Technical Abstract: Glucokinase Regulatory Protein (GCKR) plays a central role regulating both hepatic triglyceride and glucose metabolism. Fatty acids are key metabolic regulators, which interact with genetic factors and influence glucose metabolism and other metabolic traits. Omega-3 polyunsaturated fatty acids (n-3 PUFA) have been of considerable interest, due to their potential to reduce metabolic syndrome (MetS) risk. To examine whether genetic variability at the GCKR gene locus was associated with the degree of insulin resistance, plasma concentrations of C-reactive protein (CRP) and n-3 polyunsaturated fatty acids (PUFA) in MetS subjects.
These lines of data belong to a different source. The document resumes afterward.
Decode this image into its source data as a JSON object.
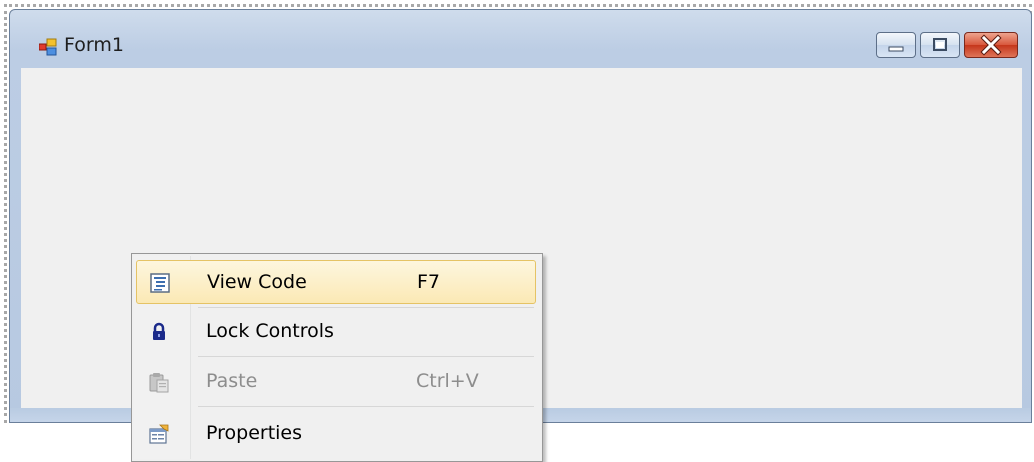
{
  "window": {
    "title": "Form1",
    "app_icon": "form-icon",
    "caption_buttons": [
      "minimize-icon",
      "maximize-icon",
      "close-icon"
    ]
  },
  "context_menu": {
    "items": [
      {
        "label": "View Code",
        "shortcut": "F7",
        "icon": "view-code-icon",
        "highlighted": true,
        "enabled": true
      },
      {
        "label": "Lock Controls",
        "shortcut": "",
        "icon": "lock-icon",
        "highlighted": false,
        "enabled": true
      },
      {
        "label": "Paste",
        "shortcut": "Ctrl+V",
        "icon": "paste-icon",
        "highlighted": false,
        "enabled": false
      },
      {
        "label": "Properties",
        "shortcut": "",
        "icon": "properties-icon",
        "highlighted": false,
        "enabled": true
      }
    ]
  },
  "colors": {
    "highlight_border": "#e5c365",
    "highlight_fill": "#fbe9b5",
    "close_button": "#c5361b",
    "client_area": "#f0f0f0",
    "titlebar": "#bccde4"
  }
}
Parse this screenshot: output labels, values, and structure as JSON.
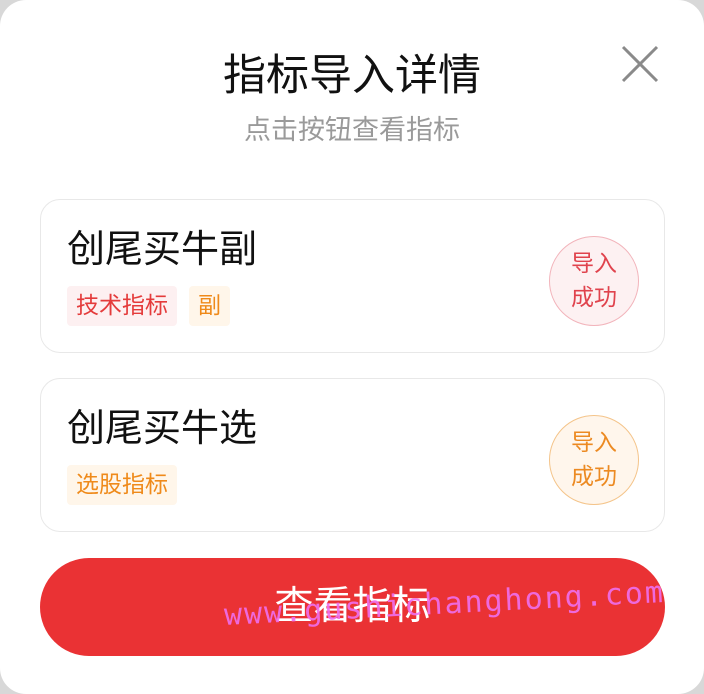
{
  "dialog": {
    "title": "指标导入详情",
    "subtitle": "点击按钮查看指标",
    "close_icon": "close-icon"
  },
  "cards": [
    {
      "name": "创尾买牛副",
      "tags": [
        {
          "label": "技术指标",
          "color": "#e43b3b"
        },
        {
          "label": "副",
          "color": "#ef8a1a"
        }
      ],
      "status_line1": "导入",
      "status_line2": "成功",
      "status_color": "#e0434d"
    },
    {
      "name": "创尾买牛选",
      "tags": [
        {
          "label": "选股指标",
          "color": "#ef8a1a"
        }
      ],
      "status_line1": "导入",
      "status_line2": "成功",
      "status_color": "#ec8a22"
    }
  ],
  "action": {
    "label": "查看指标",
    "color": "#ea3234"
  },
  "watermark": "www.gushichanghong.com"
}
Homeostasis model assessment of insulin resistance (HOMA-IR), HOMA-B, plasma concentrations of C-peptide, CRP, fatty acid composition and the GCKR rs1260326-P446L polymorphism, were determined in a cross-sectional analysis of 379 subjects with MetS participating in the LIPGENE dietary cohort. Among subjects with n-3 polyunsaturated fatty acids (PUFA) levels below the population median, carriers of the common C/C genotype had higher plasma concentrations of fasting insulin (P=0.019), C-peptide (P=0.004), HOMA-IR (P=0.008) and CRP (P=0.032) as compared with subjects carrying the minor T-allele (Leu446). In contrast, homozygous C/C carriers with n-3 polyunsaturated fatty acids (PUFA) levels above the median showed lower plasma concentrations of fasting insulin, peptide C, HOMA-IR and CRP, as compared with individuals with the T-allele. We have demonstrated a significant interaction between the GCKR rs1260326-P446L polymorphism and plasma n-3 polyunsaturated fatty acids (PUFA) levels modulating insulin resistance and inflammatory markers in MetS subjects. Further studies are needed to confirm this gene-diet interaction in the general population and whether targeted dietary recommendations can prevent MetS in genetically susceptible individuals.